→ Problem requirements
From the entries that follow, pick out all lines holding "true".

Interface dataset entries:
+++++
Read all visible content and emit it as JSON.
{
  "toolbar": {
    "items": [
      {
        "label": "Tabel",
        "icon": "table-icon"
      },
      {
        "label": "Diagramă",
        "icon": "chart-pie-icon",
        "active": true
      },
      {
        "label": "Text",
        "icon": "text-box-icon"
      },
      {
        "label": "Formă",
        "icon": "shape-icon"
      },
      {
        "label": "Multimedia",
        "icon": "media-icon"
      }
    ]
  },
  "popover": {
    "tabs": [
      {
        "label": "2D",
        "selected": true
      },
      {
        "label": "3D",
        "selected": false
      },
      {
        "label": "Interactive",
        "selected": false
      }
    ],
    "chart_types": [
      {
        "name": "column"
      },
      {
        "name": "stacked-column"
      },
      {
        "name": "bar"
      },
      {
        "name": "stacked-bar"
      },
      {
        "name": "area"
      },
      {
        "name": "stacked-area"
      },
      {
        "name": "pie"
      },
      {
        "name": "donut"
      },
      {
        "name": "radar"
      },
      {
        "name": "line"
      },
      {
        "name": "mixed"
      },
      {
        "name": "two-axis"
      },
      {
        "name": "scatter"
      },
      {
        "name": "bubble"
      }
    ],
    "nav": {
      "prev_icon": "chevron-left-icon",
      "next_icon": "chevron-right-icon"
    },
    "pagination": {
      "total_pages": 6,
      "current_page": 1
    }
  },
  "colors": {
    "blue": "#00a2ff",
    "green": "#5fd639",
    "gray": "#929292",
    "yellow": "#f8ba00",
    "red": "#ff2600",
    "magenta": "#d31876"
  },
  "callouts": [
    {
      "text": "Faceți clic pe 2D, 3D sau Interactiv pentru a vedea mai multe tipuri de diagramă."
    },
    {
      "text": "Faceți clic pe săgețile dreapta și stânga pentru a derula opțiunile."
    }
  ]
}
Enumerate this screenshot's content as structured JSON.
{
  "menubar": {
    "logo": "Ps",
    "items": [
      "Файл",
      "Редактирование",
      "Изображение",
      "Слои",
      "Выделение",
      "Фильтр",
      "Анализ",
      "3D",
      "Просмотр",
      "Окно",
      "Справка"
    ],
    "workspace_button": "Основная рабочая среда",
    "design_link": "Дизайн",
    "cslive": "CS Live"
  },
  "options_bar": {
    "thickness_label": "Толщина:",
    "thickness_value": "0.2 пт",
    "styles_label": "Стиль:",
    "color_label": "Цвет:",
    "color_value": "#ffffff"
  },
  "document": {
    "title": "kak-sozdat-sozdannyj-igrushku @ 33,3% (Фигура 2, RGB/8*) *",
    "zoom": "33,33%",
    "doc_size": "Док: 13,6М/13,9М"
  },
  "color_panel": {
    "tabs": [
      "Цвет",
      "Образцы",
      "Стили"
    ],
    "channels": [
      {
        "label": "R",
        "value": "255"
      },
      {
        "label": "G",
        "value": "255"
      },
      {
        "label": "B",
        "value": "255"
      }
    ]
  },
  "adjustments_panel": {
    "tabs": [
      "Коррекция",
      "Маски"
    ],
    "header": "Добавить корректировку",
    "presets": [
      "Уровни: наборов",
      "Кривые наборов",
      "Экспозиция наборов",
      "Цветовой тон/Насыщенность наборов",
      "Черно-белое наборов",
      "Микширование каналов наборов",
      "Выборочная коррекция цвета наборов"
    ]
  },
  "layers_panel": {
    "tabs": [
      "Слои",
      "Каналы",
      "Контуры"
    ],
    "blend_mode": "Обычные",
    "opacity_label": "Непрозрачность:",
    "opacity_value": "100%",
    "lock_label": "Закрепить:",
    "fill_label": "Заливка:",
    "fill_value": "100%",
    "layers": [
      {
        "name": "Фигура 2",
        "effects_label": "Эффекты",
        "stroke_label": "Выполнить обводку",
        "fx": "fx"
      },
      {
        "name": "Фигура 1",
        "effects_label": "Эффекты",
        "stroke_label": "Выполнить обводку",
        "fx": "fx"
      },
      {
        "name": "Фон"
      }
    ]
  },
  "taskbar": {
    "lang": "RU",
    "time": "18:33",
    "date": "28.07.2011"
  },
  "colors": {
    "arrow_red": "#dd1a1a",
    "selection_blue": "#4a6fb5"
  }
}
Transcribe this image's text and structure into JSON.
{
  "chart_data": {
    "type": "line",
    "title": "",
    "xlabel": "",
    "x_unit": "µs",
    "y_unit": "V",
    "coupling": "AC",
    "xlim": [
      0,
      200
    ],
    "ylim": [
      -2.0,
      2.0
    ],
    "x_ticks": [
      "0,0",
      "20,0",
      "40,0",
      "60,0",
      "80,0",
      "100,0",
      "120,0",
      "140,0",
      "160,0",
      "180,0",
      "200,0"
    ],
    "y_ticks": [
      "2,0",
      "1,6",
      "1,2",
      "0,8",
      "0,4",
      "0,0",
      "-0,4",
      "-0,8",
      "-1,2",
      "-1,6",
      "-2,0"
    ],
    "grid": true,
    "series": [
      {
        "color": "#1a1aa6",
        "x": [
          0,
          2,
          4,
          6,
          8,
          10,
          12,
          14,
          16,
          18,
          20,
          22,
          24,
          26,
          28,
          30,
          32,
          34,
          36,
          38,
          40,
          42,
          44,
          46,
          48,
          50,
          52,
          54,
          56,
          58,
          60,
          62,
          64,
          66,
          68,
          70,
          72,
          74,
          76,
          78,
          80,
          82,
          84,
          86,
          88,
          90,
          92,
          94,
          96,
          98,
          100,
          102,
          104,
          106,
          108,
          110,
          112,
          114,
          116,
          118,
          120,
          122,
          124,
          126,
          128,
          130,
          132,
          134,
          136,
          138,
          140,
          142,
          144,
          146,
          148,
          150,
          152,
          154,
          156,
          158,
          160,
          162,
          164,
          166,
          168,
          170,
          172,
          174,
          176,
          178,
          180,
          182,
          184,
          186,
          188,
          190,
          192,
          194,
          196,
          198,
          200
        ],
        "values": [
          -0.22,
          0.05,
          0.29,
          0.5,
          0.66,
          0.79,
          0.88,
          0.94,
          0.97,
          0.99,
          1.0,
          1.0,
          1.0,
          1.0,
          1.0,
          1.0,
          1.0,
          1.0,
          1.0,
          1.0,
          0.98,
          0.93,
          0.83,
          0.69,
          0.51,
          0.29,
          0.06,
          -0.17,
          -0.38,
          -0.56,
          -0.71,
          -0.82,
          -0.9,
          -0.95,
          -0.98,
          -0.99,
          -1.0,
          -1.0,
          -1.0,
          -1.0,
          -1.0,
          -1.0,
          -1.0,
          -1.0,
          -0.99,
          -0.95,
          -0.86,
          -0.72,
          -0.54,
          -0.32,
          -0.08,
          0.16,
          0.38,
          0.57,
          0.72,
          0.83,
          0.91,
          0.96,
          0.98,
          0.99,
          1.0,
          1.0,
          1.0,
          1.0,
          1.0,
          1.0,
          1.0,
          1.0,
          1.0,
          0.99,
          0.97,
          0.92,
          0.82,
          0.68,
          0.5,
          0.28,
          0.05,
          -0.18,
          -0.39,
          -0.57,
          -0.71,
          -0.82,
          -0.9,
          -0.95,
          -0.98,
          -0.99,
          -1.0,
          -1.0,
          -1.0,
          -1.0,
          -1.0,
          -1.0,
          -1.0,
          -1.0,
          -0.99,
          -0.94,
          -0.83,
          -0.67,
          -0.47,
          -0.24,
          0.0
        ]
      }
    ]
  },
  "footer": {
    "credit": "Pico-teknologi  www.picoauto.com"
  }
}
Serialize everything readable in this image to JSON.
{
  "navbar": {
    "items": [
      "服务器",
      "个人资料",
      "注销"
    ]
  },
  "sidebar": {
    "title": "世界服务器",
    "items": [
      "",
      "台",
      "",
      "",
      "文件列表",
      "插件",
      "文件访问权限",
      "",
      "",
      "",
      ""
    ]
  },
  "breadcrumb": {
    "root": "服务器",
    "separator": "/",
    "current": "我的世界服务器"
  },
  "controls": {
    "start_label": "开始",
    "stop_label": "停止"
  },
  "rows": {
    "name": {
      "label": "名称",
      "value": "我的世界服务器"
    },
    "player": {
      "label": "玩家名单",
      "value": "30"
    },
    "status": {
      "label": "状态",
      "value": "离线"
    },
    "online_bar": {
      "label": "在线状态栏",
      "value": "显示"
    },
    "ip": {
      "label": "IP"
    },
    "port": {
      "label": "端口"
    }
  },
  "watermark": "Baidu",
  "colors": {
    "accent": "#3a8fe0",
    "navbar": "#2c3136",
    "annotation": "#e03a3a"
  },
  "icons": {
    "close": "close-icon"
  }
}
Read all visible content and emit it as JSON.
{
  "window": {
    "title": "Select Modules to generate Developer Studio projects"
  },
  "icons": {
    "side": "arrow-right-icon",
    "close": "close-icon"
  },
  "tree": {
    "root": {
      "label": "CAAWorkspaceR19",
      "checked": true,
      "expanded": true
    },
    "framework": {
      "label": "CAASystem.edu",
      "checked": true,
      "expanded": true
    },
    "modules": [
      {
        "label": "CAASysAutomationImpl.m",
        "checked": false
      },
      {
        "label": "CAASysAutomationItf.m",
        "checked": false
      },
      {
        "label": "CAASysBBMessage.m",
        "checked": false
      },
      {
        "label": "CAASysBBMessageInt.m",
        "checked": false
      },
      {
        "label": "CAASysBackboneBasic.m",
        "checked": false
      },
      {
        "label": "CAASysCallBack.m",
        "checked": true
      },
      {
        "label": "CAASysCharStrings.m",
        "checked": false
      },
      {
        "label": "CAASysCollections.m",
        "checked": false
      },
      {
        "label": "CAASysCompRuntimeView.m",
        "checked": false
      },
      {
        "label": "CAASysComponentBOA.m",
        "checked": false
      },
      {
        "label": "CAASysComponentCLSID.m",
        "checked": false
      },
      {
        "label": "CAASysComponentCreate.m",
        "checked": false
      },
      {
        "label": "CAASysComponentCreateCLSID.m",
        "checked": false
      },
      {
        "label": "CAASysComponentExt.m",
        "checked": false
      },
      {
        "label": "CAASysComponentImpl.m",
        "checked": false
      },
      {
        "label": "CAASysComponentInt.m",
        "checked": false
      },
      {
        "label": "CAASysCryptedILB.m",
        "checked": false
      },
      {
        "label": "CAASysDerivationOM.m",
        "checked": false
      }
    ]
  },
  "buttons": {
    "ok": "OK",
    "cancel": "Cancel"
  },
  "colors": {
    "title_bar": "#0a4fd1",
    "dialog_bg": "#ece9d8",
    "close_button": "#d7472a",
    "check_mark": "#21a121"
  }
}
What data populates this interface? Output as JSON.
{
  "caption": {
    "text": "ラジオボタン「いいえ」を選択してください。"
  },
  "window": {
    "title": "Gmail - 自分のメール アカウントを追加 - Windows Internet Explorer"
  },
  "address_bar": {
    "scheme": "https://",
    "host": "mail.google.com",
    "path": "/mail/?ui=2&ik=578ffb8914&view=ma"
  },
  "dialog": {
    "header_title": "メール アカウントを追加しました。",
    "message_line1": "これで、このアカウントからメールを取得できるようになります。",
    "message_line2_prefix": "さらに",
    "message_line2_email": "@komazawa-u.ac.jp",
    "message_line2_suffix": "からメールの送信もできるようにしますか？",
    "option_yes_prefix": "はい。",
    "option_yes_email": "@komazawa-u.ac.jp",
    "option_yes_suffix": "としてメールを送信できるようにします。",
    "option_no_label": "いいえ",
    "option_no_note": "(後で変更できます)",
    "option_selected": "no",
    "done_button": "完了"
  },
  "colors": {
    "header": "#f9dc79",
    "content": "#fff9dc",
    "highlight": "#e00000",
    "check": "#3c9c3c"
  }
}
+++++
→ Answer to the exercise
        "active": true
        "selected": true
    "grid": true,
      "checked": true,
      "expanded": true
      "checked": true,
      "expanded": true
        "checked": true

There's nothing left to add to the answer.